──────── Input for this task
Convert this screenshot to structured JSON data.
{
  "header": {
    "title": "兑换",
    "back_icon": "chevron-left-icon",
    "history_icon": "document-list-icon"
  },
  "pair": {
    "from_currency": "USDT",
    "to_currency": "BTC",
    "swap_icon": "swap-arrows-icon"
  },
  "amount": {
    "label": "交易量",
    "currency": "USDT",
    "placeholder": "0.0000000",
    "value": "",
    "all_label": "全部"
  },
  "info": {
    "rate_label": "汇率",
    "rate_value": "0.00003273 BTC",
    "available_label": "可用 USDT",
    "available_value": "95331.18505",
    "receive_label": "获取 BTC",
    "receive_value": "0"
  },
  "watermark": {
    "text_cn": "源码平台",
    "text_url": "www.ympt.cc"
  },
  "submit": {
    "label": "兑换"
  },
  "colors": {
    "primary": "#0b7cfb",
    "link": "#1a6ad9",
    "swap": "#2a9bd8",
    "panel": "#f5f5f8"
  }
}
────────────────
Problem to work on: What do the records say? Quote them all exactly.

Exercise output:
Convert this screenshot to structured JSON data.
{
  "header": {
    "title": "兑换",
    "back_icon": "chevron-left-icon",
    "history_icon": "document-list-icon"
  },
  "pair": {
    "from_currency": "USDT",
    "to_currency": "BTC",
    "swap_icon": "swap-arrows-icon"
  },
  "amount": {
    "label": "交易量",
    "currency": "USDT",
    "placeholder": "0.0000000",
    "value": "",
    "all_label": "全部"
  },
  "info": {
    "rate_label": "汇率",
    "rate_value": "0.00003273 BTC",
    "available_label": "可用 USDT",
    "available_value": "95331.18505",
    "receive_label": "获取 BTC",
    "receive_value": "0"
  },
  "watermark": {
    "text_cn": "源码平台",
    "text_url": "www.ympt.cc"
  },
  "submit": {
    "label": "兑换"
  },
  "colors": {
    "primary": "#0b7cfb",
    "link": "#1a6ad9",
    "swap": "#2a9bd8",
    "panel": "#f5f5f8"
  }
}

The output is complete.